Chapter 16a (AS - Level

Hydrocarbons: Alkanes The physical properties of alkanes
The homologous series of the alkanes have the following properties:     They have a general formula of CNH2N+2 They are non-polar molecules with only C-H and C-C bonds All the C-C bonds are single bonds so the alkanes are described as saturated hydrocarbons The atoms in the alkanes are held together by σ orbitals, which forms the axis between the 2 carbon nuclei and is formed by the overlap of 2 atomic σ-orbitals  The 2 electrons in the σ (sigma) orbital attract both nuclei, binding them together in a σbond  The σ bond lies between the carbon atoms and either a hydrogen and carbon atoms. All the bond angles are 109.5°  The atoms in the molecule can rotate freely about each C-C bond. This freedom to rotate gives great flexibility to the alkane chains.

 The physical states of the alkanes at room temperature and pressure changes form gases to liquids to solids as the number of carbon atoms in the molecule increases. The volatility of the alkanes decreases as the number of the carbon atoms increases. The below table shows the boiling points for pentane and isomers of pentane: Alkane Pentane Structural formula CH3CH2CH2CH2CH3 Boiling point (°K) 309 Space filling model





The carbon and hydrogen in the alkanes have very similar electronegativities and so they are non-polar. in turn producing dichloromethane. the combustion of butane: C4H10 (g) + 6½ O2 (g)  4 CO2 (g) + 5 H2O (g) The incomplete combustion of butane in an insufficient amount of oxygen produces carbon monoxide and water instead of carbon dioxide: C4H10 (g) + 4½ O2 (g)  4 CO (g) + 5 H2O (g) Carbon monoxide is a toxic gas as it has no smell and colour and readily bonds to the iron groups of haemoglobin in the blood. trichloromethane and tetrachloromethane. This also means that they are not attacked by common chemical reagents like acids. Further substitution is possible. etc. These include the group IV elements chlorine. For example. This causes the haemoglobin to become unable to carry oxygen which may cause death in serious cases. As the isomers become more branched. the boiling point decreases. etc. the overall shape of the molecule becomes from the long balloon shape of pentane to the spherical shape of 2. For example.2-dimethylpropane. which is way it has a higher boiling point than the other isomers as they cannot approach each other enough. alkalis. when chlorine is mixed with methane under UV light. The intermolecular forces increase when the molecules can approach each other and this is the case with pentane. which are highly polar.2-dimethylpropane. so the trend cannot be explained using the number of electrons. These polar reagents don’t react with the alkanes. which will substitute the hydrogen atoms in the alkane with halogen atoms. Complete combustion in air produces carbon dioxide and water. chloromethane is formed and hydrogen chloride gas is evolved: CH4 (g) + Cl2 (g)  CH3Cl (g) + HCl (g) This is a photochemical reaction as it requires UV light to begin. Chemical properties of alkanes Combustion in air Alkanes make excellent fuels. bromine. water. The long balloon shape of pentane allows it to get closer to other pentane molecules than 2. Some non-polar reagents will react with the alkanes. . All the isomers have the same number of atoms. and initiate the reaction by their attraction to the polar groups.As the number of branches in the chain increases. that will react with alkanes under ultraviolet light. The substitution reaction of alkanes Alkanes are inert compounds as they are non-polar.

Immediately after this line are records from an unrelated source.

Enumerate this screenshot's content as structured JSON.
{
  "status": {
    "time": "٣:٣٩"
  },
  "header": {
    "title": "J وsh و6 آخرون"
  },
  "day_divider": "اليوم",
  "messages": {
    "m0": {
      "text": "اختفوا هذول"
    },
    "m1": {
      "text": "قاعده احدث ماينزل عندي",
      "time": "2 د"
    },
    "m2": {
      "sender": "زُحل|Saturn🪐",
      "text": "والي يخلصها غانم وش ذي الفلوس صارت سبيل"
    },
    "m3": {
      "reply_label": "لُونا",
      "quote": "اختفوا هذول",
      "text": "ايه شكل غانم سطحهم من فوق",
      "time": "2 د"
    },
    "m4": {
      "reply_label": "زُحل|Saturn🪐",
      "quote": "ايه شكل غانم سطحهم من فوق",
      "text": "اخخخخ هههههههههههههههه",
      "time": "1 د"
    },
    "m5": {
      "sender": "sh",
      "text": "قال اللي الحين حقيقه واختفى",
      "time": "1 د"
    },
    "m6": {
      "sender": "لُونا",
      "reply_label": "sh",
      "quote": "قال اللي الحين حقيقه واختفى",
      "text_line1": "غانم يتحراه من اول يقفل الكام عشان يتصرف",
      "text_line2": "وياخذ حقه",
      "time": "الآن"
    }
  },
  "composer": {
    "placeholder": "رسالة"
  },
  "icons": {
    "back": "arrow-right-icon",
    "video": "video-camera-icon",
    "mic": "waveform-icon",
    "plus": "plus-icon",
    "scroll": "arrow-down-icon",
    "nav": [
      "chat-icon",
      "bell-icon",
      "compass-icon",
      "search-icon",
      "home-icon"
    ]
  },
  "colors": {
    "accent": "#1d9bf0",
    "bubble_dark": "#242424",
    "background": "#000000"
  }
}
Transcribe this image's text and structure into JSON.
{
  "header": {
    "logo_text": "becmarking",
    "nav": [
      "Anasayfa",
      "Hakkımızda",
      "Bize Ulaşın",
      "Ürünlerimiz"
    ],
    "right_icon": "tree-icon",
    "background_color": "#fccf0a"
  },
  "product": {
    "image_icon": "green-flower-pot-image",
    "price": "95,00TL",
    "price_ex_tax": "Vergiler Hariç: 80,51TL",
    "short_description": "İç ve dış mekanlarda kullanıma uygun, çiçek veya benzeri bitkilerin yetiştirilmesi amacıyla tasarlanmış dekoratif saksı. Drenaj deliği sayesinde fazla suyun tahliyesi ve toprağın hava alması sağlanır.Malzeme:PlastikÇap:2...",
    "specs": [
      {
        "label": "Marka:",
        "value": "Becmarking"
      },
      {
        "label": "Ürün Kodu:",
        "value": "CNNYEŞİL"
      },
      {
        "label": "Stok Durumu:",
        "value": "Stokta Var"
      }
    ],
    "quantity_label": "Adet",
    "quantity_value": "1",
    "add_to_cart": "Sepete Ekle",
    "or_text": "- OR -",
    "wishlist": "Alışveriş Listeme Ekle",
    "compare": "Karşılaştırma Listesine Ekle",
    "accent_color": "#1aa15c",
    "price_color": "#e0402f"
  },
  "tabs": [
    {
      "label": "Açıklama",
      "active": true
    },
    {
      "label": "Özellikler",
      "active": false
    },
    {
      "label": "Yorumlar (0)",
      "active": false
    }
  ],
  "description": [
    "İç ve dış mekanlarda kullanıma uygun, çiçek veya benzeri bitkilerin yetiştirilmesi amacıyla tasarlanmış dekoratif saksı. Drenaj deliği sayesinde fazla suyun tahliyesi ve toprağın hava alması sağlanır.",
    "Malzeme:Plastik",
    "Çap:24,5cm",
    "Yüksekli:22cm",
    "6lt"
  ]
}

These 2 steps enable the reaction to continue. The reaction can end in two ways:  Either that the chlorine free radicals recombine to make chlorine molecules. a chlorine radical is used up.  And one of the termination steps As the reaction is a substitution reaction involving free radicals.  2 propagation steps. In the first step. it is called a free-radical substitution. The second step releases a new chlorine free radical allowing the repetition of the first step. END OF LESSON . The reaction will continue as long as there is a supply of methane molecules and chlorine free radicals. Or.  The methyl free radicals recombine to make an ethane molecule These termination steps will remove the free radicals and disrupt the propagation steps and stopping the chain reaction. so it is the initiation step. As homolytic fission of chlorine has to occur first. Homolytic fission occurs and 2 free radicals of chlorine form. no more chloromethane and hydrogen chloride are formed. This is called photodissociation. A methyl radical can react with a chlorine molecule to make chloromethane and new chlorine radical. In this reaction.The substitution mechanism The sequence of the stages in a reaction is called the reaction mechanism. When the reagents are used up. The following steps make up the reaction mechanism:  Initiation. energy from ultraviolet light has to be absorbed to break the Cl-Cl bond. These two steps make up a chain reaction and are known as the propagation steps of the reaction. The reaction of a chlorine free radical with a methane molecule produces hydrogen chloride and a methyl free radical.